Stem cells replace and repair injured or dying cells in the body.  

What can a stem cell become?

There are 220 cells in the human body.  Some stem cells can replace all of these (called Totipotent Stem Cells).  Some stem cells can replace many, but not all, of these cells (called Pluripotent Stem Cells).  And, and some can only replace a few specific cells (called multi-potent Stem Cells).

Where does a stem cell come from?

Stem cells are in many different parts of the body.  There are large concentrations of them in the bones, the eyes, nasal passages, and fat tissue.

Early in our life, when we were just a few days old, almost all of our cells were stem cells and these developed into the 220 different types of cells we have today.

Stem cells are also found in umbilical cord blood, amniotic fluid and baby teeth.

What are the two types of Stem Cells?

Embryonic stem cells come from early humans that are just a few days old.

Adult stem cells, also called alternative stem cells, come from various parts of our bodies.

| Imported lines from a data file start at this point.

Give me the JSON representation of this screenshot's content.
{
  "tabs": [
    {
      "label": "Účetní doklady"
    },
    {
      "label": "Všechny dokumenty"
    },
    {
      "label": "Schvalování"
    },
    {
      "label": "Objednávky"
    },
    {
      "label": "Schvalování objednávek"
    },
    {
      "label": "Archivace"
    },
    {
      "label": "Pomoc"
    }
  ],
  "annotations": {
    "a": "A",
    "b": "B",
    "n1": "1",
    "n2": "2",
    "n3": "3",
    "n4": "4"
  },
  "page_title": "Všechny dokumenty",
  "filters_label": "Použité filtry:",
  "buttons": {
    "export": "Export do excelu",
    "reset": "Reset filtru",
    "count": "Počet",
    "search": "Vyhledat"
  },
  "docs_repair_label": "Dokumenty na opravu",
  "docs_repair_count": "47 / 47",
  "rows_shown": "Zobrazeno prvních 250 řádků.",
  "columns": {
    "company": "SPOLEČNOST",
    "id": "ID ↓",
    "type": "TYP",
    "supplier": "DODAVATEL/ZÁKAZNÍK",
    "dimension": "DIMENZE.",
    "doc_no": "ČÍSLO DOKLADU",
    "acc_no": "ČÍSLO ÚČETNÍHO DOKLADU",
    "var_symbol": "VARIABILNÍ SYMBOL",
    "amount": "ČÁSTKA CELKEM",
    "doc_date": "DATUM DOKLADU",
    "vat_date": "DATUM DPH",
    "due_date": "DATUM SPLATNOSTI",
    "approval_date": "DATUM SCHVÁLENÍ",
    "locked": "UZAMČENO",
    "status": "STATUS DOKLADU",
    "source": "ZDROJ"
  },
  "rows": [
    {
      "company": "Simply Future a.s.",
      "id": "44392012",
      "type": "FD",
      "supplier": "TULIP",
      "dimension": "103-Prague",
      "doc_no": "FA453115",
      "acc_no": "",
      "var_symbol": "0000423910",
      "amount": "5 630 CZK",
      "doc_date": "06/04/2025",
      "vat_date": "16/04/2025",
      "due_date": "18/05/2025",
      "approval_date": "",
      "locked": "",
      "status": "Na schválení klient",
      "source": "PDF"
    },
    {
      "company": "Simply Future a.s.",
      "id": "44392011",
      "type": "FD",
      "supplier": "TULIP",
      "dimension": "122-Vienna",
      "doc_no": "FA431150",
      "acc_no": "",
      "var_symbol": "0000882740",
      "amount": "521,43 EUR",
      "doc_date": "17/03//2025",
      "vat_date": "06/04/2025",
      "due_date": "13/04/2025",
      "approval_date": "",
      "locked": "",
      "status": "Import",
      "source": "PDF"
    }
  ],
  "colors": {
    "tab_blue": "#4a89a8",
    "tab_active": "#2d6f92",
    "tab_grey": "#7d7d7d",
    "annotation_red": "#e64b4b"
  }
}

They also are found in umbilical cord blood and amniotic fluid.

Which type of Stem Cell is successfully treating diseases and ailments?

Adult or Alternative stem cells.  No one cure has come from embryonic stem cells.

See the reverse side of this flyer for a list of ailments that have been successfully treated with adult stem cells.

Stem cells may provide cures to a variety of diseases and ailments.  Many scientists want to use embryonic stem cells because of their ability to develop into all 220 types of cells.  However, scientists are unable to control the development of embryonic stem cells and therefore there have been no cures using embryonic stem cells.

Adult or Alternative stem cells that come from the patient's own body have been successfully used to treat many diseases and ailments.  They also have been matched to the stem cells of other people and have provided successful treatments there as well.

Kansans for Life © 2015